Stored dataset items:
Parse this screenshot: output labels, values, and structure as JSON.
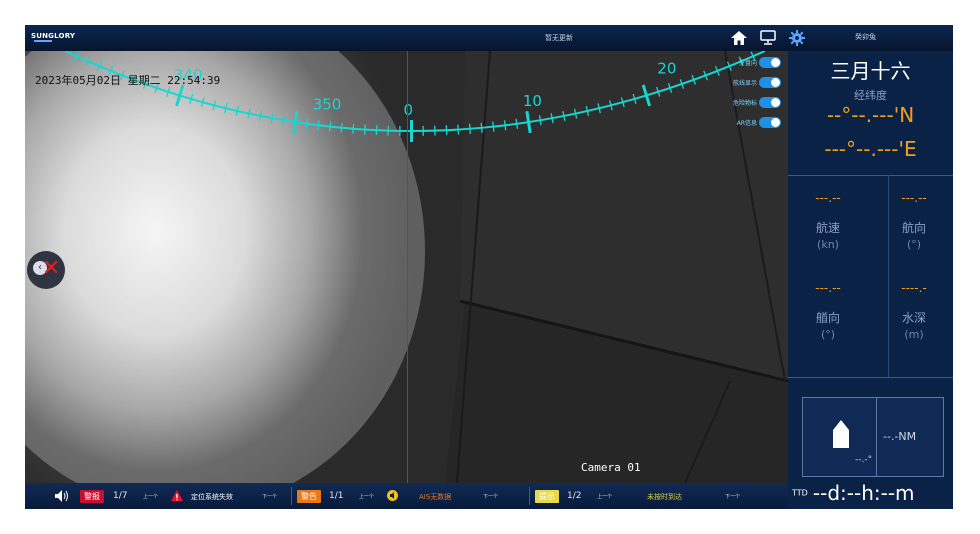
{
  "topbar": {
    "logo": "SUNGLORY",
    "status": "暂无更新",
    "icons": [
      "home-icon",
      "monitor-icon",
      "gear-icon"
    ]
  },
  "camera": {
    "datetime": "2023年05月02日  星期二  22:54:39",
    "label": "Camera 01",
    "heading_labels": [
      "340",
      "350",
      "0",
      "10",
      "20"
    ],
    "toggles": [
      {
        "label": "罗盘向",
        "on": true
      },
      {
        "label": "航线显示",
        "on": true
      },
      {
        "label": "危险物标",
        "on": true
      },
      {
        "label": "AR信息",
        "on": true
      }
    ]
  },
  "right_panel": {
    "ganzhi": "癸卯兔",
    "lunar_date": "三月十六",
    "coord_title": "经纬度",
    "lat_value": "--°--.---",
    "lat_unit": "'N",
    "lon_value": "---°--.---",
    "lon_unit": "'E",
    "speed": {
      "value": "---.--",
      "label": "航速",
      "unit": "(kn)"
    },
    "course": {
      "value": "---.--",
      "label": "航向",
      "unit": "(°)"
    },
    "heading": {
      "value": "---.--",
      "label": "艏向",
      "unit": "(°)"
    },
    "depth": {
      "value": "----.-",
      "label": "水深",
      "unit": "(m)"
    },
    "ship_angle": "--.-°",
    "distance": "--.-NM",
    "ttd_label": "TTD",
    "ttd_value": "--d:--h:--m"
  },
  "alarm_bar": {
    "alarm": {
      "tag": "警报",
      "count": "1/7",
      "prev": "上一个",
      "message": "定位系统失效",
      "next": "下一个",
      "color": "#c8102e"
    },
    "warning": {
      "tag": "警告",
      "count": "1/1",
      "prev": "上一个",
      "message": "AIS无数据",
      "next": "下一个",
      "color": "#e8781a"
    },
    "notice": {
      "tag": "提示",
      "count": "1/2",
      "prev": "上一个",
      "message": "未按时到达",
      "next": "下一个",
      "color": "#e8d94a"
    }
  }
}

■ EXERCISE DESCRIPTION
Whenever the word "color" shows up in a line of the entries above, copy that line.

■ ANSWER TO THE PROBLEM
      "color": "#c8102e"
      "color": "#e8781a"
      "color": "#e8d94a"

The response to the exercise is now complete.